Detroit bill calls for full exit from state oversight


There’s talk at the legislative level over freeing Detroit from its now-limited state oversight as the stain of the city’s Chapter 9 recedes and its recovery continues.

Sen. Sylvia Santana, D-Detroit, in March introduced a bill that would formally remove the state from overseeing Detroit’s finances.

“The time for the so-called ‘Grand Bargain’ has come and gone, and so too should the parameters of that law,” Santana said. “Detroit is financially solvent, and it’s time we give back what is owed to the people who made sacrifices for this to happen, especially on their retirement income.”

“The city has full confidence that it will have consecutive balanced budgets into the future,” said Dave Massaron, Detroit’s chief financial officer.

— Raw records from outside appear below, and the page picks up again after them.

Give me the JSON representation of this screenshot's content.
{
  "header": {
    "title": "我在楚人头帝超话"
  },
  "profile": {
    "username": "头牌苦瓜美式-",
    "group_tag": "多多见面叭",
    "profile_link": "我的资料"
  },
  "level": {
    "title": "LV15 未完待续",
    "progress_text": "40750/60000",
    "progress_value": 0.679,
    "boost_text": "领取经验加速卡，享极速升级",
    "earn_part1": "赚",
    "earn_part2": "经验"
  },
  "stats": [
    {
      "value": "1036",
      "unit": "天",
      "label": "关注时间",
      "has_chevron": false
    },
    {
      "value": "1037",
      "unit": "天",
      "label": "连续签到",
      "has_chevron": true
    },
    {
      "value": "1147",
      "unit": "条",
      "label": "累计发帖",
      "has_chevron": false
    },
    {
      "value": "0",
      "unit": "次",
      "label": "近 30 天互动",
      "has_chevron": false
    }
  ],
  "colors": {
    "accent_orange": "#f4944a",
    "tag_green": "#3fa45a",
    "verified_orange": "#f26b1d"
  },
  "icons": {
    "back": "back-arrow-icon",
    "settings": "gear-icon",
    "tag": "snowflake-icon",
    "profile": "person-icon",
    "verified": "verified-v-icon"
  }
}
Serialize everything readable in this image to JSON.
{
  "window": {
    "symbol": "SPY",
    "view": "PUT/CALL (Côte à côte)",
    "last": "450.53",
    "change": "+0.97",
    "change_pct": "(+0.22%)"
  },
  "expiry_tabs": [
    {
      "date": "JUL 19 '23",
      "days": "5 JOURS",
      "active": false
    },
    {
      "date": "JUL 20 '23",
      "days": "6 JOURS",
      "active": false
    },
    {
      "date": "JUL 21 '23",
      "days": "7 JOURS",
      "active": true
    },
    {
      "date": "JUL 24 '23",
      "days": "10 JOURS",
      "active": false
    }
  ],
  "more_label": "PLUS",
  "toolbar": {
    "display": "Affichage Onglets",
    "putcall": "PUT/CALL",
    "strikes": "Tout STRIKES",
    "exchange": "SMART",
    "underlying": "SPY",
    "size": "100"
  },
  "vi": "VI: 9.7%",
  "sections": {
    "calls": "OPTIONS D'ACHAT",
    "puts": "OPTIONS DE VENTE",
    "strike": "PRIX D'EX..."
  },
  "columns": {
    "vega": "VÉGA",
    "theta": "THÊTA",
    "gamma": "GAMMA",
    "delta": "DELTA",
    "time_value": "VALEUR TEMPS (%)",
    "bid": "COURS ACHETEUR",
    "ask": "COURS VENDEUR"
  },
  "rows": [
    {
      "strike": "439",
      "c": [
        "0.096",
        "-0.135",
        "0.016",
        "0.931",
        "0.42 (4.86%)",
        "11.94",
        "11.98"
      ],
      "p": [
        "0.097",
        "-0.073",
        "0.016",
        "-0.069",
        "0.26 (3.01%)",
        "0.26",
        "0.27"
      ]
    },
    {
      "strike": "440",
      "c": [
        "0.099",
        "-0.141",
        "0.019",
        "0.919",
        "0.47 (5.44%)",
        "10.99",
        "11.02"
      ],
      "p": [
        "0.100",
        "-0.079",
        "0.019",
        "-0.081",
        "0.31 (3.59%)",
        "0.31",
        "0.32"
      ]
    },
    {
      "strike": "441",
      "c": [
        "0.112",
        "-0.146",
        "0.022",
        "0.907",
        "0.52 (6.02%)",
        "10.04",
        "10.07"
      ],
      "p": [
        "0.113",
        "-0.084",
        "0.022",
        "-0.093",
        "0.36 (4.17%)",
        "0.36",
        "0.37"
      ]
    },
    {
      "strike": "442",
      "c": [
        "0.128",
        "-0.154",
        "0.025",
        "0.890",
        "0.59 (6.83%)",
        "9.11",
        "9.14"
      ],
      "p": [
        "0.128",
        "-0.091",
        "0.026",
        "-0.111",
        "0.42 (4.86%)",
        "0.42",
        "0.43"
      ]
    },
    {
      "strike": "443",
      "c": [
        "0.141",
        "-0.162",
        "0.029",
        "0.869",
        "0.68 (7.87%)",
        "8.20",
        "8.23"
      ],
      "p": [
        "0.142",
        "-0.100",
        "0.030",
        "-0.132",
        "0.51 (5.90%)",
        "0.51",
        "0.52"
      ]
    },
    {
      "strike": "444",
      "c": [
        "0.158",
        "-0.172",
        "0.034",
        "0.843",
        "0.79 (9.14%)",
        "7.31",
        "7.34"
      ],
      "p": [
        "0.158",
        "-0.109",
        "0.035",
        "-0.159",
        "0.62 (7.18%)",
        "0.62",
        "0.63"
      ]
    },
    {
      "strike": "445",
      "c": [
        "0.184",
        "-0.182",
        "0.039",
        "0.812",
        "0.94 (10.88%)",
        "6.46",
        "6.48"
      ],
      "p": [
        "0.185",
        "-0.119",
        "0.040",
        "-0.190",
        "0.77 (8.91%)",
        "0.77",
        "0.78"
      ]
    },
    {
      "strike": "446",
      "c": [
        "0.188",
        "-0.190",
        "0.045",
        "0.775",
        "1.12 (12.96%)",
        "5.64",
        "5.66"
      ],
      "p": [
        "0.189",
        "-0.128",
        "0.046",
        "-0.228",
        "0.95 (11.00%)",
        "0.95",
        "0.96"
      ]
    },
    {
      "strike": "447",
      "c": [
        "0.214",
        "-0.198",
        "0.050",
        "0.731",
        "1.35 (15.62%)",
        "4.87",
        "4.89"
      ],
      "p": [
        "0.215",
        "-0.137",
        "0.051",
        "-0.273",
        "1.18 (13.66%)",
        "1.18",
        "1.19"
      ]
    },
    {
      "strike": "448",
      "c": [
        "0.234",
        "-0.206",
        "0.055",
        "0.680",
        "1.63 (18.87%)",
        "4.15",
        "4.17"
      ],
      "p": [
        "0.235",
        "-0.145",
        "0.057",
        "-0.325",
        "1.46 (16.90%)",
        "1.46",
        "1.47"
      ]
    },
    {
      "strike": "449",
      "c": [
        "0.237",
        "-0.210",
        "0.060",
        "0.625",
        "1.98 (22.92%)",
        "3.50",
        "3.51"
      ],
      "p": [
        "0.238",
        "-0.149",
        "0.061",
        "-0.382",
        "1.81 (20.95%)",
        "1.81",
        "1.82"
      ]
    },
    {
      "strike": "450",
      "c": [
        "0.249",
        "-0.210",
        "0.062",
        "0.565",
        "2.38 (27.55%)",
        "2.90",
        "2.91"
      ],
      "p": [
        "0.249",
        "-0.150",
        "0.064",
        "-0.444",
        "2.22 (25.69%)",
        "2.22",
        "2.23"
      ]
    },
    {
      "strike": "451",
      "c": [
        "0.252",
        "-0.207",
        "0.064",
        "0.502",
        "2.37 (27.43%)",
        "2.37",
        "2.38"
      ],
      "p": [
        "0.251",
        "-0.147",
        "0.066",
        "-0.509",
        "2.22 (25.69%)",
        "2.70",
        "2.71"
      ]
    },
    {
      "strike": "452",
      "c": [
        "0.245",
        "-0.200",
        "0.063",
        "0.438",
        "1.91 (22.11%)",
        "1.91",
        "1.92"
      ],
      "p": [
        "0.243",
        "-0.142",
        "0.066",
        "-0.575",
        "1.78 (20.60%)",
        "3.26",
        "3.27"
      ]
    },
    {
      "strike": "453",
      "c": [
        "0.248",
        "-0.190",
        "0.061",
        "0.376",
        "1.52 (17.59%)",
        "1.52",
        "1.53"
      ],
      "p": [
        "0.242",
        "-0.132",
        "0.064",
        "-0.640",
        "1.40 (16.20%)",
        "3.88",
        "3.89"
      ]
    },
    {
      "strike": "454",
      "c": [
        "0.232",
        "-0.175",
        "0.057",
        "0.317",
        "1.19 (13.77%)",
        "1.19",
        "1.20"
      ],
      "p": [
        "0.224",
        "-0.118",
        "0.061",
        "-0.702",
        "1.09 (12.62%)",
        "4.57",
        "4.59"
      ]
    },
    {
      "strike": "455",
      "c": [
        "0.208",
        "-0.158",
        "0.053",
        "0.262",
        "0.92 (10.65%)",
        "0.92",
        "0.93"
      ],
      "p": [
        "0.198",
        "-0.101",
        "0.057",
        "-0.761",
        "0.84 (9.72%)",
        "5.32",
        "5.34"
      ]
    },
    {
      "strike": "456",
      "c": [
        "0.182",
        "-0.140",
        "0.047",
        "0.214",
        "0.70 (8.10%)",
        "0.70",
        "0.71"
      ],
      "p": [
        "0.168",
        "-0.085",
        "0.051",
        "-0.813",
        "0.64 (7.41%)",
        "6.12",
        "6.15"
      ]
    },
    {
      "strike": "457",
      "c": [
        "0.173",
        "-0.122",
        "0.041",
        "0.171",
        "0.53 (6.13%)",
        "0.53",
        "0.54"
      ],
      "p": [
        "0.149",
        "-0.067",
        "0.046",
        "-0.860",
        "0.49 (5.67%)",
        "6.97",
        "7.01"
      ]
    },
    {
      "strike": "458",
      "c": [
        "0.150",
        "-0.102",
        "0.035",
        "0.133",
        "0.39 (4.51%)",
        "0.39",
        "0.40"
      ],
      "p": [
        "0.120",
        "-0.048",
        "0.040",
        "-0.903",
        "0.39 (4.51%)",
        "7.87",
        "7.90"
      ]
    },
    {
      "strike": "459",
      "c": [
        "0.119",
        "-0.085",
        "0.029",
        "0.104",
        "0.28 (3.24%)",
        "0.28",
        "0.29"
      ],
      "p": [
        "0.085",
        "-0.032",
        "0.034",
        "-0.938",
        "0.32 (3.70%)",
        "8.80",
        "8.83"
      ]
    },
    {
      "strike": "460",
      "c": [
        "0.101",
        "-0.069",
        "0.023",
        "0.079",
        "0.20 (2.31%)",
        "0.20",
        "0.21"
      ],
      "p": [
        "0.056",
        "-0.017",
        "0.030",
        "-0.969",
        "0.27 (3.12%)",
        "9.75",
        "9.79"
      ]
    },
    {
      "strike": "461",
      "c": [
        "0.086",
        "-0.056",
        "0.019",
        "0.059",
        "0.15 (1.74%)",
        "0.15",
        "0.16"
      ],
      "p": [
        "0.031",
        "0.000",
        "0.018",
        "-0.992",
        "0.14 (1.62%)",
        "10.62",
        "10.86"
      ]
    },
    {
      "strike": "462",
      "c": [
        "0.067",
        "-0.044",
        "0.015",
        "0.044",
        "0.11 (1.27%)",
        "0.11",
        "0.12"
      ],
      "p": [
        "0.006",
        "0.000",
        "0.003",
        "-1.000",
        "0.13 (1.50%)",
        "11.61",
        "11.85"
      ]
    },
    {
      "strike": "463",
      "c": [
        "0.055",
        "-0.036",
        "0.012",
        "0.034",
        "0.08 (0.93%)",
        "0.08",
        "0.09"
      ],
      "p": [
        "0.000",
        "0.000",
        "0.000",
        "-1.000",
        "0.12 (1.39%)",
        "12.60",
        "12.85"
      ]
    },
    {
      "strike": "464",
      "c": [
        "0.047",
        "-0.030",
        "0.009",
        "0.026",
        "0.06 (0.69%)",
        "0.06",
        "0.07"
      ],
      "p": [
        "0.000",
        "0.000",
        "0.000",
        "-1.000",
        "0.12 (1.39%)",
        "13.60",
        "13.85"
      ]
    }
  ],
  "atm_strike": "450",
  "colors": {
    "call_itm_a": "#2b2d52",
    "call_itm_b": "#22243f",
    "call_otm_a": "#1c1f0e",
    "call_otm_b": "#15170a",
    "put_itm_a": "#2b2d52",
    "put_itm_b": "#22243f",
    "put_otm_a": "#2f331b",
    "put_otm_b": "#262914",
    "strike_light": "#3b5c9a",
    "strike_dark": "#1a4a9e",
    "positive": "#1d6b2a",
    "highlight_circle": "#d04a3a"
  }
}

The city already exists with little direct state involvement after having been given back control of its finances last year. The release of active state oversight came after the city met the requirements of posting three consecutive balanced budgets but the state’s Financial Review Commission will meet every year for the next decade to determine whether the city should continue having local control.

After 10 consecutive years of annual waivers, the commission dissolves.

“We will carefully study Senator Santana’s bills,” Detroit CFO, Dave Massaron, said. “The city has full confidence that it will have consecutive balanced budgets into the future to achieve the elimination of the FRC without the need for legislative actions.”

Jane Ridley, an S&P Global Ratings analyst, said the limited role the state currently has provides a certain level of comfort that the city won’t return to its bad habits.

“The FRC played a really important role with the city as they were coming out of bankruptcy but a lot of what they have accomplished to date has been on their own policy changes,” Ridley said. “The FRC doesn’t have a lot of influence on their day-to-day policies but very importantly, there is still that oversight role so they can sound the alarm if something starts to go wrong. We don’t have any reason to think that is going to happen. The city has been very consistent.”

In February, S&P upgraded the city to BB-minus from B-plus in recognition of its stabilizing fiscal picture. Moody’s Investors Service rates the city Ba3.

“Our expectation is that Detroit has changed its policies and changed its operations,” Ridley said. “It has changed a lot of things since 2013 and those things wouldn’t go away with or without the FRC, and so not having them there, I don’t know from the day to day what the difference would be.”

Eric Lupher, president of the Citizens Research Council of Michigan, an independent policy research organization, said the bill “is more cleaning up statute than making any sort of substantive change.” He said he believes the state should always be monitoring what the city is doing.

“We should all keep an eye on what they are doing and if you were an investor you would want to know that they are not going to go back to the bad habits when times do get tough,” Lupher said.

Lupher said that the city finances are dependent on income taxes, state revenue sharing, casino revenues and property taxes. Out of the four, the casino tax seems to be the most stable. “Detroit has a balanced budget and come out in the black since coming out of bankruptcy, but it has very much benefited from the economy,” Lupher said. “The underlying conditions on why Detroit got into the situation was not in any way changed by bankruptcy or the period after that. There is still population loss — they are hopeful that that will bottom out sometime soon and population will start growing again, but that hasn’t happened yet. The area outside of downtown and midtown area continue to be blighted — there are good neighborhoods but the disinvestment of the city, the results of urban sprawls and flight away from city continue to be there.”

Last month, Detroit Mayor Mike Duggan proposed a $2.4 billion budget. Duggan said his proposed 2019-20 spending plan should satisfy state overseers, in part, because it sets aside $45 million in the city’s rainy day fund which increases the reserves to 10% from 5% of the general fund budget. The council has until the end of May to approve or amend the budget. The reserve increase would be an extra layer of protection for a potential economic downturn, he said.

“While the budget looks OK for ’19 and ’20, we need to think about ‘What if a recession happens in ’20? What if a recession happens in ’21, are we thinking far enough ahead? “Duggan said. “If we run a deficit, the [FRC] is back.”

Although general fund revenue is up by around $34.4 million — a 3.3% increase from fiscal 2019 — expenses have also increased by roughly $35 million.

Leave a Reply

Your email address will not be published. Required fields are marked *